• **Dataset entries**:

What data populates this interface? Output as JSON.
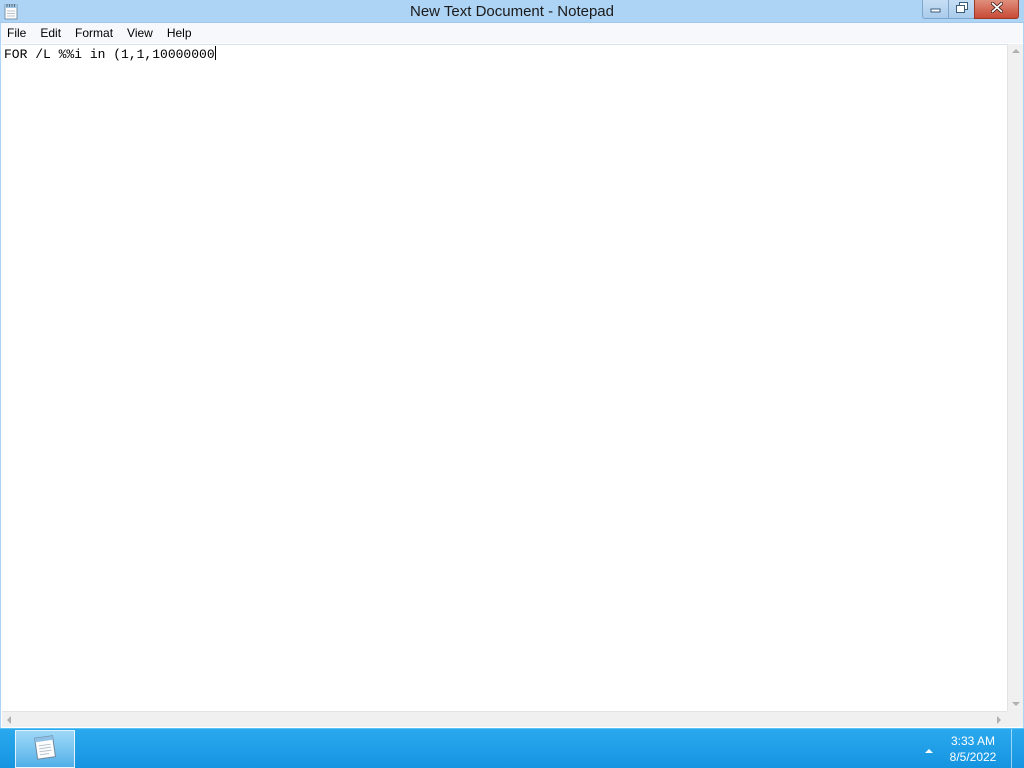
{
  "window": {
    "title": "New Text Document - Notepad",
    "icon": "notepad-icon",
    "controls": {
      "minimize_icon": "minimize-icon",
      "restore_icon": "restore-icon",
      "close_icon": "close-icon",
      "close_color": "#c74a35"
    }
  },
  "menu": {
    "items": [
      {
        "label": "File"
      },
      {
        "label": "Edit"
      },
      {
        "label": "Format"
      },
      {
        "label": "View"
      },
      {
        "label": "Help"
      }
    ]
  },
  "editor": {
    "content": "FOR /L %%i in (1,1,10000000"
  },
  "taskbar": {
    "app_icon": "notepad-icon",
    "tray_icon": "show-hidden-icons-icon",
    "clock": {
      "time": "3:33 AM",
      "date": "8/5/2022"
    },
    "color": "#1e9ee8"
  },
  "colors": {
    "titlebar": "#aed4f5",
    "menubar": "#f6f8fb"
  }
}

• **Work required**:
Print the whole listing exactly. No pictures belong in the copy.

• **Task solution**:
What data populates this interface? Output as JSON.
{
  "window": {
    "title": "New Text Document - Notepad",
    "icon": "notepad-icon",
    "controls": {
      "minimize_icon": "minimize-icon",
      "restore_icon": "restore-icon",
      "close_icon": "close-icon",
      "close_color": "#c74a35"
    }
  },
  "menu": {
    "items": [
      {
        "label": "File"
      },
      {
        "label": "Edit"
      },
      {
        "label": "Format"
      },
      {
        "label": "View"
      },
      {
        "label": "Help"
      }
    ]
  },
  "editor": {
    "content": "FOR /L %%i in (1,1,10000000"
  },
  "taskbar": {
    "app_icon": "notepad-icon",
    "tray_icon": "show-hidden-icons-icon",
    "clock": {
      "time": "3:33 AM",
      "date": "8/5/2022"
    },
    "color": "#1e9ee8"
  },
  "colors": {
    "titlebar": "#aed4f5",
    "menubar": "#f6f8fb"
  }
}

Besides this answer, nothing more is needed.